- TASK REQUIREMENTS: I would like each line of the data that holds the word "西阶智能" copied out.

Start of RECORDS FOR THIS TASK

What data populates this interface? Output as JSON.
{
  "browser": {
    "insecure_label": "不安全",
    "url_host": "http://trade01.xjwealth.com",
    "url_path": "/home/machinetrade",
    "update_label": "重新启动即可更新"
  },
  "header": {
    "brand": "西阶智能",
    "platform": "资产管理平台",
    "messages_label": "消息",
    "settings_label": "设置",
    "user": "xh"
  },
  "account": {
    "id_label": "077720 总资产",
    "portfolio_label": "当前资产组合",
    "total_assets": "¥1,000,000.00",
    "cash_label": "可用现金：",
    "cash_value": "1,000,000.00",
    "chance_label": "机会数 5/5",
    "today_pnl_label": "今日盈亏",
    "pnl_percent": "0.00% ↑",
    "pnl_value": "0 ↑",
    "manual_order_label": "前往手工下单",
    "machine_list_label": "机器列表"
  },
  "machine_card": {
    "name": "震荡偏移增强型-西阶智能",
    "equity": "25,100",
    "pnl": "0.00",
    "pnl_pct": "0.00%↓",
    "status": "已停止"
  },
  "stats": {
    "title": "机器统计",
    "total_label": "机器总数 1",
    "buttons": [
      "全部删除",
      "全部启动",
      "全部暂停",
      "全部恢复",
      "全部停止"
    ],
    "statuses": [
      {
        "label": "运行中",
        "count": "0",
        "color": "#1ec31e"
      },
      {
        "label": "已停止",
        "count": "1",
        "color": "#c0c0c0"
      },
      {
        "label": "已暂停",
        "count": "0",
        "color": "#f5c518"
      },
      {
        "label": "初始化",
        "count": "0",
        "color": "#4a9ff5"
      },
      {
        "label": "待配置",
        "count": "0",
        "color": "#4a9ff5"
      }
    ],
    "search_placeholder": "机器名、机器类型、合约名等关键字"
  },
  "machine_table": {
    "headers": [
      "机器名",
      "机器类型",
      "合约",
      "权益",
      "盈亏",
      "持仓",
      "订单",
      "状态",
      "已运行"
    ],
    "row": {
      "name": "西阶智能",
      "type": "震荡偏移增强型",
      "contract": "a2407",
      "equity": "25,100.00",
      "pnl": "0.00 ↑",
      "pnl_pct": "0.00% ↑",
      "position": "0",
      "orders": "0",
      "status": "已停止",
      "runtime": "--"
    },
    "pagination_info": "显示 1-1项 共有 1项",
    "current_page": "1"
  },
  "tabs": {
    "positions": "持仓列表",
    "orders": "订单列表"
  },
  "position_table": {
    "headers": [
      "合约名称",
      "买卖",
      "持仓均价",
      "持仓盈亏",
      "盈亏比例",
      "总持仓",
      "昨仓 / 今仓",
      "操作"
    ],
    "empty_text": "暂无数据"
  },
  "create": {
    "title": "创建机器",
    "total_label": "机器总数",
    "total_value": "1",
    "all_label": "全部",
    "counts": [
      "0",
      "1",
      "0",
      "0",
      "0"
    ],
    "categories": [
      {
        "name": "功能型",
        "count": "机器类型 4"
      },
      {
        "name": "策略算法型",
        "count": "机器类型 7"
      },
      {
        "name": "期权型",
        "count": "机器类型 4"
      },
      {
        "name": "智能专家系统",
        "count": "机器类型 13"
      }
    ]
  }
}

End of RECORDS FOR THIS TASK
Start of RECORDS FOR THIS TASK

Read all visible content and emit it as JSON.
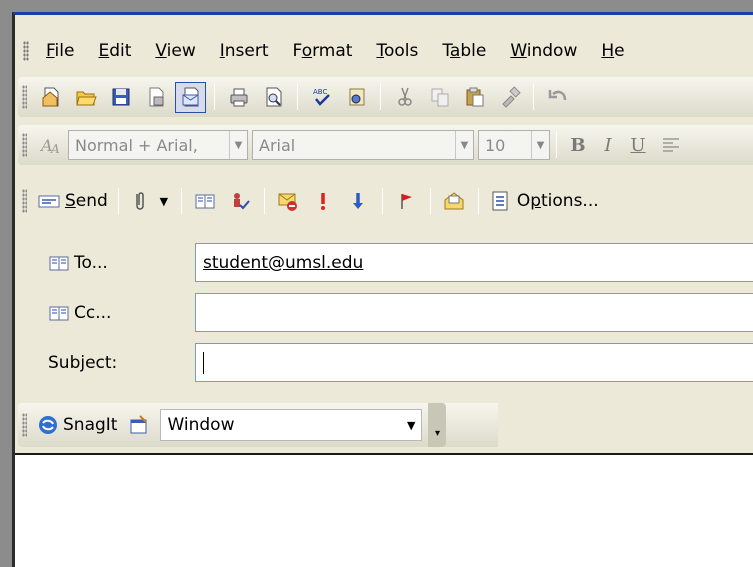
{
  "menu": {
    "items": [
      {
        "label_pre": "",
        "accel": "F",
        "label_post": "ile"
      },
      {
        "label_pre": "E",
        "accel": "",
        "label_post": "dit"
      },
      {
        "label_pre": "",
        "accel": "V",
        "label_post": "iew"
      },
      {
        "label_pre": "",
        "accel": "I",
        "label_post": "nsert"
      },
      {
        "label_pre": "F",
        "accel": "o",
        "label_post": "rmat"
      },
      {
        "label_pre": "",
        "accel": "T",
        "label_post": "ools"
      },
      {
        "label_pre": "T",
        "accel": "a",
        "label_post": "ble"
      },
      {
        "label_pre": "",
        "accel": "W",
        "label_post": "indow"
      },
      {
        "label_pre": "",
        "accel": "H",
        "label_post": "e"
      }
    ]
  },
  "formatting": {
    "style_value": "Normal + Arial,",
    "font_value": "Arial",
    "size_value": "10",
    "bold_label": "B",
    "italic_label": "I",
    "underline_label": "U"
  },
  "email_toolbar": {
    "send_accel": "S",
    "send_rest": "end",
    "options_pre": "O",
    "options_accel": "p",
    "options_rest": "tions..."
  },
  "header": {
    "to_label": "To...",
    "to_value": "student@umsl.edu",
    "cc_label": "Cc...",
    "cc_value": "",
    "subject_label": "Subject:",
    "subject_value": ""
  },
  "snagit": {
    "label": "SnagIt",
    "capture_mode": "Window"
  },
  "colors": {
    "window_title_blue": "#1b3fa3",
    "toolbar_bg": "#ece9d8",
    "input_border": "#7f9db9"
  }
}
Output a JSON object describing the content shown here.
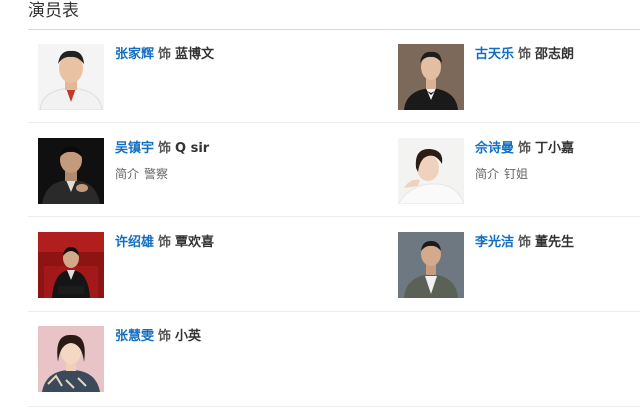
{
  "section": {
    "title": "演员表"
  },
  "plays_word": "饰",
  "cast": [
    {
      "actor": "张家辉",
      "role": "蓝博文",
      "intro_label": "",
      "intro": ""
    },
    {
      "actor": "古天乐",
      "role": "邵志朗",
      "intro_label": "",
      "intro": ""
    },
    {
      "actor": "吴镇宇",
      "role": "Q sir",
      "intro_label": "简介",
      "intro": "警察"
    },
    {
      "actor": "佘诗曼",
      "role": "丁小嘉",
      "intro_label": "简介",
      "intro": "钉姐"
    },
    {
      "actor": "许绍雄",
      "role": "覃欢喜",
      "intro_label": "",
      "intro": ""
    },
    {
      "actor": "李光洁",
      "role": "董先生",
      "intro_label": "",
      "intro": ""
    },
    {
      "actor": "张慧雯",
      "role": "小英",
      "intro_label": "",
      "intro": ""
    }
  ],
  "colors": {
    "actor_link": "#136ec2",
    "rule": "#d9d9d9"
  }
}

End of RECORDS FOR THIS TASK
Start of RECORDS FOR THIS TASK

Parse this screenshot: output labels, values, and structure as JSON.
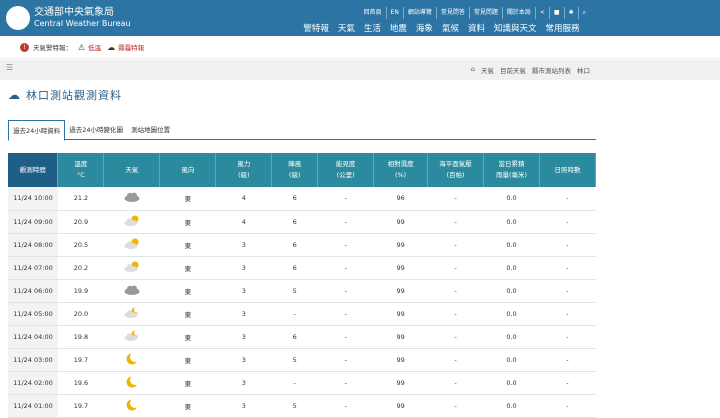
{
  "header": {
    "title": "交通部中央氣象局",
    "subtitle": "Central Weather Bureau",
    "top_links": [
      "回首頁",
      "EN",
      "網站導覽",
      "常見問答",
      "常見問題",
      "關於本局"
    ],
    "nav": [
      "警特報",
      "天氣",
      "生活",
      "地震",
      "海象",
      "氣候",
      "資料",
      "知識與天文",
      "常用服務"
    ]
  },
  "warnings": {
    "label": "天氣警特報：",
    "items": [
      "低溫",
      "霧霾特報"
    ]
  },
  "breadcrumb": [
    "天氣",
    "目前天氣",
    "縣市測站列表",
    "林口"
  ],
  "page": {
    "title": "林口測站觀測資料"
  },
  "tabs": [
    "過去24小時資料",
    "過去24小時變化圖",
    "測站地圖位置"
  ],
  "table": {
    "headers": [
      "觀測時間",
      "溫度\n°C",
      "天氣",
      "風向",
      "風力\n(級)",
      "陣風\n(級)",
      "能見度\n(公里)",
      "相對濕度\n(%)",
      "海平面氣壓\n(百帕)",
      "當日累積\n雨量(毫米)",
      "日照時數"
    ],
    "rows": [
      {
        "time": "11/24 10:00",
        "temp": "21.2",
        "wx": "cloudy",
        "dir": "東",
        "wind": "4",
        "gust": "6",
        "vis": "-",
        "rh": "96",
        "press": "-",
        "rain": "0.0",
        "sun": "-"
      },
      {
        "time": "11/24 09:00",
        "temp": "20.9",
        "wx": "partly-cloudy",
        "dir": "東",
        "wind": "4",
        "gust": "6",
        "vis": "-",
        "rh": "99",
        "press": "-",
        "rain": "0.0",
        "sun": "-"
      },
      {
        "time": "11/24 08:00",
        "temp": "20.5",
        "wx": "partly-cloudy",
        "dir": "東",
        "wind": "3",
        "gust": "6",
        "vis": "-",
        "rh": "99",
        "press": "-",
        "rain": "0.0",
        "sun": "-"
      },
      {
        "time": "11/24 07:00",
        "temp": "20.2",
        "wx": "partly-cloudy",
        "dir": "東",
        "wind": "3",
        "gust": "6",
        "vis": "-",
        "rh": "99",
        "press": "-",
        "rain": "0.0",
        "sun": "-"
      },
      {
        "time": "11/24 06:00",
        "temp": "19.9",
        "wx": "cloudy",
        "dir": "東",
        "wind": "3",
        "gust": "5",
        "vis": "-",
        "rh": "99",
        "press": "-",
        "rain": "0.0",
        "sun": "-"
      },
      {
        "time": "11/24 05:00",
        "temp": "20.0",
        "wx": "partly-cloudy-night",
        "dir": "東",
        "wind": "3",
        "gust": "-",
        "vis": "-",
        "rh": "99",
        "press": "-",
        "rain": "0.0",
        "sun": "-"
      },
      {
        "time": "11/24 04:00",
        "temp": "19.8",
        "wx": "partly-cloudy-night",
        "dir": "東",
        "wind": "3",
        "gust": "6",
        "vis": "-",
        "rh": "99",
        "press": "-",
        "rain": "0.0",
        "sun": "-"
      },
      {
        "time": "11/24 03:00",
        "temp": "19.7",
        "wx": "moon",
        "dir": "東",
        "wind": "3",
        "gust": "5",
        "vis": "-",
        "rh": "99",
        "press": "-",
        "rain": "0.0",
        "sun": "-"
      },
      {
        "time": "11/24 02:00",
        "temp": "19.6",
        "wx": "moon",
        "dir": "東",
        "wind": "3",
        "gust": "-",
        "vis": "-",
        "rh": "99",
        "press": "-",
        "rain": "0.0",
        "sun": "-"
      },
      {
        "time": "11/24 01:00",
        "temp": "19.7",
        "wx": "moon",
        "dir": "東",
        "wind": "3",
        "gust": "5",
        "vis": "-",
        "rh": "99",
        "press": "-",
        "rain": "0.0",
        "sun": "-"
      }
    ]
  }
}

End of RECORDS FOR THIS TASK

- ANSWER TO THIS PROBLEM:
    "brand": "西阶智能",
    "name": "震荡偏移增强型-西阶智能",
      "name": "西阶智能",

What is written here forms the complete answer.